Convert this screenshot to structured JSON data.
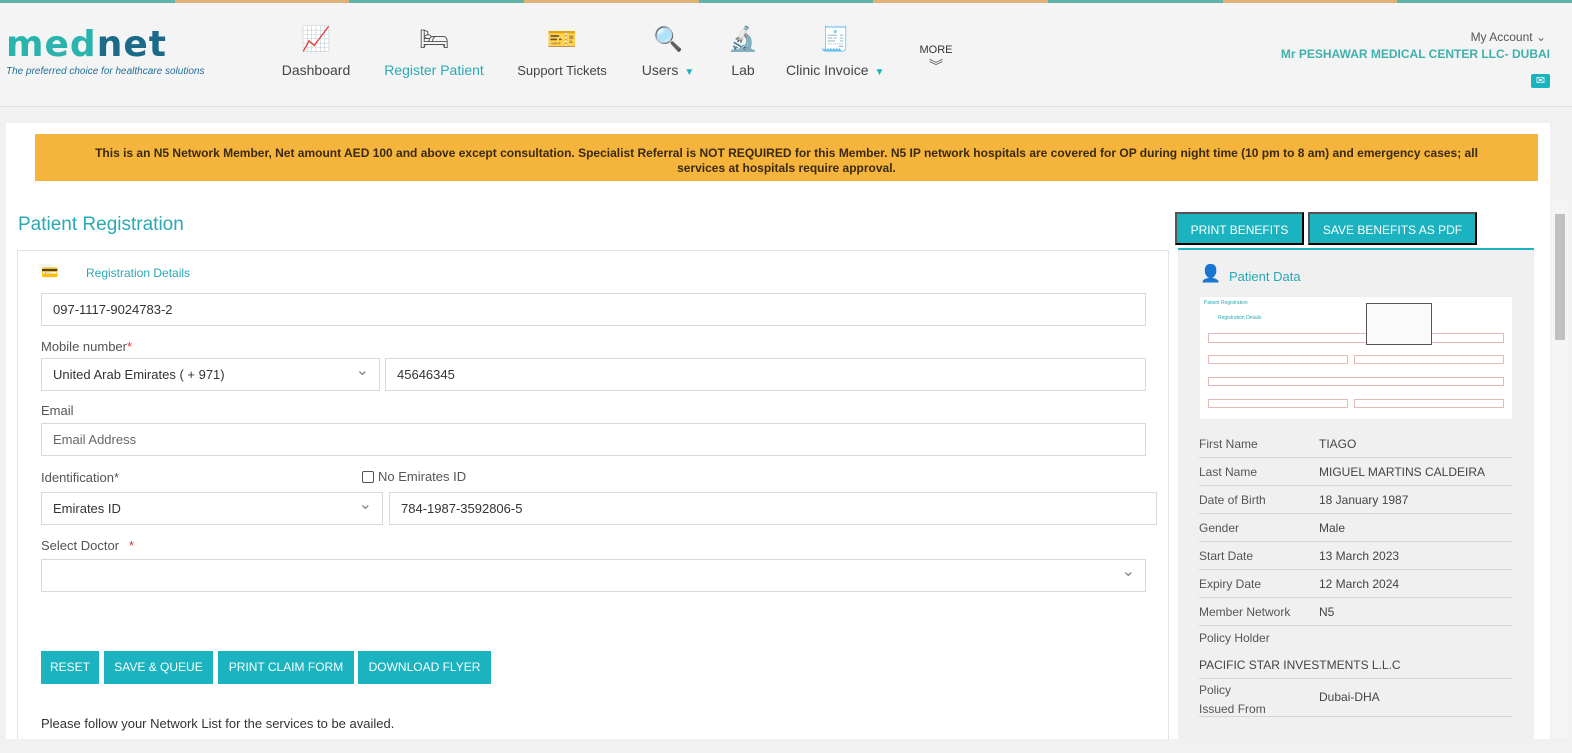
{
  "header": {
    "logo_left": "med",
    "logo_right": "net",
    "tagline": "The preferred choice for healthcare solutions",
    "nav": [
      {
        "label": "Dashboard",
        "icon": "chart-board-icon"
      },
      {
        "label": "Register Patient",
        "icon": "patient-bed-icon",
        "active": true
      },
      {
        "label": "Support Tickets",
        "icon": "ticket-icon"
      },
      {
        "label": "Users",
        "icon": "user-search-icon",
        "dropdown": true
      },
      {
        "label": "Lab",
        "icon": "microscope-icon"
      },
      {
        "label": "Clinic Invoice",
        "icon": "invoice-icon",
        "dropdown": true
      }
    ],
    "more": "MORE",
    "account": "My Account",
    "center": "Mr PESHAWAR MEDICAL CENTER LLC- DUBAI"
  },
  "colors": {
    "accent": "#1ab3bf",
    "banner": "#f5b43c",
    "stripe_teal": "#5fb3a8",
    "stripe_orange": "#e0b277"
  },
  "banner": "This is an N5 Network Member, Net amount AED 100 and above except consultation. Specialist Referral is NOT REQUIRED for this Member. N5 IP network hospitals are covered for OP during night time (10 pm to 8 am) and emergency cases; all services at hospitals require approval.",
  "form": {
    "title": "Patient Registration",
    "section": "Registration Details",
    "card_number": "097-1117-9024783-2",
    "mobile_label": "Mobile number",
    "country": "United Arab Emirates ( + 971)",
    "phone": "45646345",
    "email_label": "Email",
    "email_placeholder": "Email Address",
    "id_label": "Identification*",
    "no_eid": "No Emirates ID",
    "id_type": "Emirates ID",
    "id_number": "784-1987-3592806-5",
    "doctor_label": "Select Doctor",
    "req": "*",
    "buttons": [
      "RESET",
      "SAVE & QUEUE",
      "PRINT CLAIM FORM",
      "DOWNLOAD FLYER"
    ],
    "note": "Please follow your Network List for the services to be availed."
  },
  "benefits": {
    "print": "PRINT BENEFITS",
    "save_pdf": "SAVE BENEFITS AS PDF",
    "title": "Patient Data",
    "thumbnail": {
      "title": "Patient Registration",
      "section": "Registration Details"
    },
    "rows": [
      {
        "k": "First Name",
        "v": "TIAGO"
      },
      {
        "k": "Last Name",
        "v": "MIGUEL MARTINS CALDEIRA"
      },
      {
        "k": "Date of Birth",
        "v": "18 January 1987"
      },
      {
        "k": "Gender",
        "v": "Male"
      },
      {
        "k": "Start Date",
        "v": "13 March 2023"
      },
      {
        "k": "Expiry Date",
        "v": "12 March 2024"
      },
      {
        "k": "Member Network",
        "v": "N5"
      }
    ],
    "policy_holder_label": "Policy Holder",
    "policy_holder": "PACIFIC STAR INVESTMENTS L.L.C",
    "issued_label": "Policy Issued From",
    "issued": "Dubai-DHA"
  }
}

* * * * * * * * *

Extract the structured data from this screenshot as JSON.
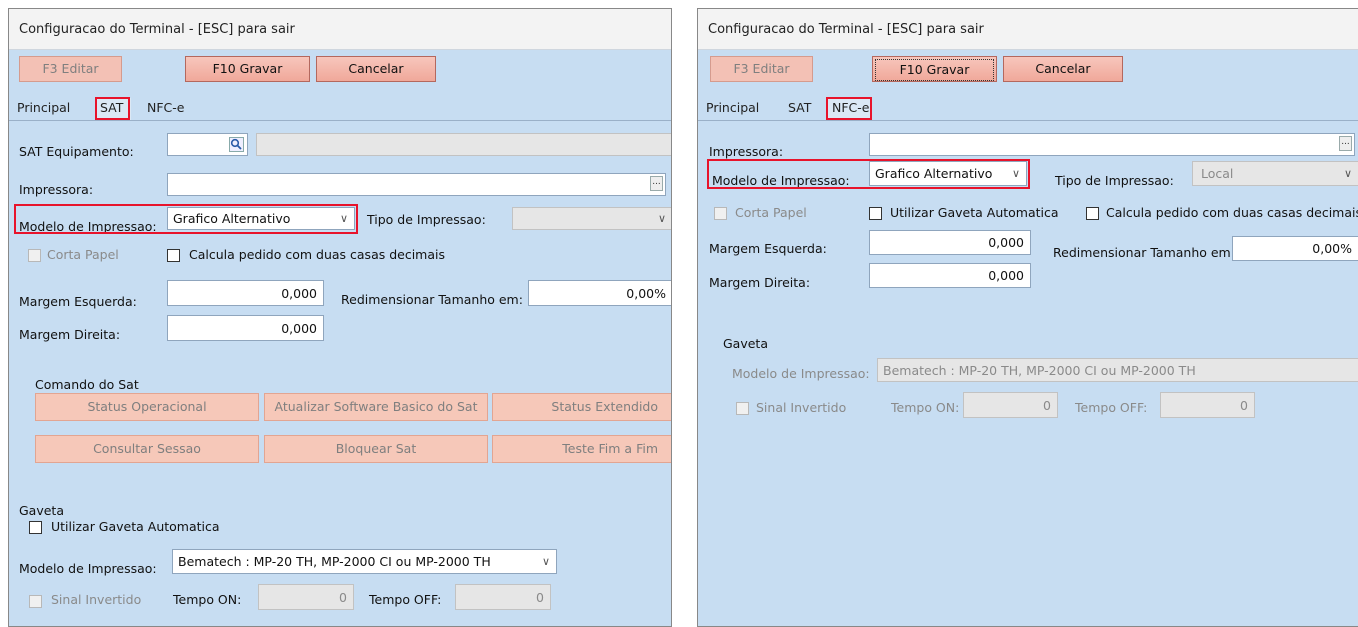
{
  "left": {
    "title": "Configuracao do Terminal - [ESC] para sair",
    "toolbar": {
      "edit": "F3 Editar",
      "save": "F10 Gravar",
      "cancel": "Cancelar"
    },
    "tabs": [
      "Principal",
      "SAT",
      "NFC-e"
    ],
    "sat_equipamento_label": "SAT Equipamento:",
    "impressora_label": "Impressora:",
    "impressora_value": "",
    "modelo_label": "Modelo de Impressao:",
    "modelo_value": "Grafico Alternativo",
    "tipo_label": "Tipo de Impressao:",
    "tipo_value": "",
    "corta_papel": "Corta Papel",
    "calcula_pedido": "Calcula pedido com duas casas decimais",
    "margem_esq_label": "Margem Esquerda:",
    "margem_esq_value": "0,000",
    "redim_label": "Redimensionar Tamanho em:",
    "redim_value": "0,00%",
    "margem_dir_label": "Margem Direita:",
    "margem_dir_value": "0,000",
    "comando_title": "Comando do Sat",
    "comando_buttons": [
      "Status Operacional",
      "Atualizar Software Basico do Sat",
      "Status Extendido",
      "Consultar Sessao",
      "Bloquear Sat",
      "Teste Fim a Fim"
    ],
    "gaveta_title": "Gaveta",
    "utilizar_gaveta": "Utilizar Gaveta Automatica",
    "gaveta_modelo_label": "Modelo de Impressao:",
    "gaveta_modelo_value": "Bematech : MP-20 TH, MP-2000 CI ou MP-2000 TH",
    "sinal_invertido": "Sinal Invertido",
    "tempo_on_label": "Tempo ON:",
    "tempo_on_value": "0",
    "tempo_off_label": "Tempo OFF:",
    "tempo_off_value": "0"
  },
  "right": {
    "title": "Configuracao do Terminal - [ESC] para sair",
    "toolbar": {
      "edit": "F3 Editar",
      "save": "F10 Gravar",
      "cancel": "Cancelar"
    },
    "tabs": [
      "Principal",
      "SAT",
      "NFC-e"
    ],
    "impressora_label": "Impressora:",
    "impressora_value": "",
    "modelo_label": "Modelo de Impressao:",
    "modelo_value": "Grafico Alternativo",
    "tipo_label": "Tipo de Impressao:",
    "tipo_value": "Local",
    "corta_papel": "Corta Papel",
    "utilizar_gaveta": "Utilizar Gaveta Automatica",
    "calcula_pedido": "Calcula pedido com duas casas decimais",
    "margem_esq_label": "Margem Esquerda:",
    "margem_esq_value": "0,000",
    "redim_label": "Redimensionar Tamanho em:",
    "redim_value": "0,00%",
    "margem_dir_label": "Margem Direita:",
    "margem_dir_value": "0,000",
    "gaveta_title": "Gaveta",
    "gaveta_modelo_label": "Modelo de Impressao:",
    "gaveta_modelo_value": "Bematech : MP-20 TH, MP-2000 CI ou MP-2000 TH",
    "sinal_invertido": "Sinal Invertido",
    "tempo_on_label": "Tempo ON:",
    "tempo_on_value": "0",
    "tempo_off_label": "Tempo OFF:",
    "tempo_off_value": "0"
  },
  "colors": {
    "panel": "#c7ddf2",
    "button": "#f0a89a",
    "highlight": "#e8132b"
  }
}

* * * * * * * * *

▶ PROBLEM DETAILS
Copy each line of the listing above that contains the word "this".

▶ COMPLETED TASK
Convert this screenshot to structured JSON data.
  "banner": "This is an N5 Network Member, Net amount AED 100 and above except consultation. Specialist Referral is NOT REQUIRED for this Member. N5 IP network hospitals are covered for OP during night time (10 pm to 8 am) and emergency cases; all services at hospitals require approval.",
Extract the structured data from this screenshot as JSON.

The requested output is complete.